The surfactant is introduced into the upstream side of the water pump by a variable speed, D.C. motor, positive displacement metering pump. The surfactant and water are mixed in the centrifugal water pump and fed to the premixing chamber at a controlled constant rate.
Summary of Potential Benefits Using PEP-99 Emulsion Fuel
Each of these benefits has potential economic savings. However, a specific cost savings picture cannot be calculated without thorough research and analysis of equipment. Cost benefits are proportional to the severity of problems found in the existing equipment.
Petroferms Resources And Personnel
Petroferm Inc. is a private, research-oriented specialty chemical company with locations in Atlanta (GA), Skokie (IL) and Fernandina Beach (FL). The personnel are highly skilled scientists, engineers and technical marketing specialists with long experience in the preparation and combustion of emulsified fuels. This strong background has led to numerous patents in the development of fuels, burners, combustion equipment and fuel systems.
Petroferm provides technology, specialty chemicals and technical services in the following areas:

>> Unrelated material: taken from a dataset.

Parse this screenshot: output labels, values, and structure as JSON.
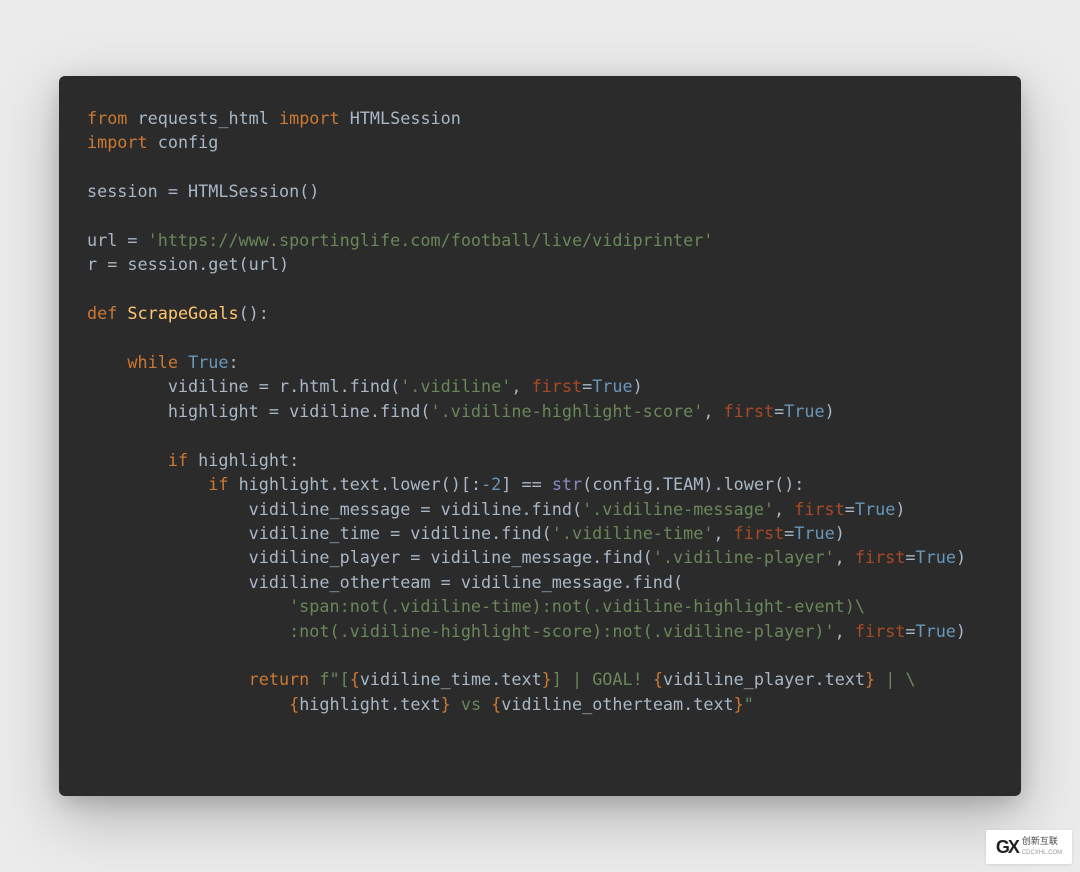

Petroferm possesses in-house engineering expertise in the development and design of processes and process equipment for the production of a variety of emulsions, including emulsified fuels made from heavy crude oils and refinery by-products, as well as emulsified residual fuel oil. The company has developed technologies and equipment for the emulsification of many materials that had not been previously emulsified. This experience and expertise enables Petroferm to develop low-cost, low shear process equipment for producing water-in-oil emulsions at a high level of reliability and control.
Experience with Electric Power Generating Utilities
Petroferm has experience with public utilities, ranging from the development of emulsified fuels, through the design of process equipment and operating installations, to the servicing of operating units. The following are a few of the highlights:
Petroferm' s research laboratory has modern equipment and instrumentation for chemical synthesis, analytical chemistry, and the development and evaluation of products and processes for petroleum applications. The research organization conducts extensive studies with hydrocarbons, including the control of interfacial behavior between oil and water. The group routinely selects combinations of surfactant molecules to achieve desired chemical and physical properties and optimum performance.
In addition to equipment and instrument systems normally found in modern research laboratories, the facility has a variety of specialized equipment, such as:
|Click here to return to the home page|
Copyright © 2002, Foundation Systems, Inc.
820 Gatemore Road, Bryn Mawr, PA 19010 USA
Tel: 610.525.8362 Fax: 610.525.8310 Email: firstname.lastname@example.org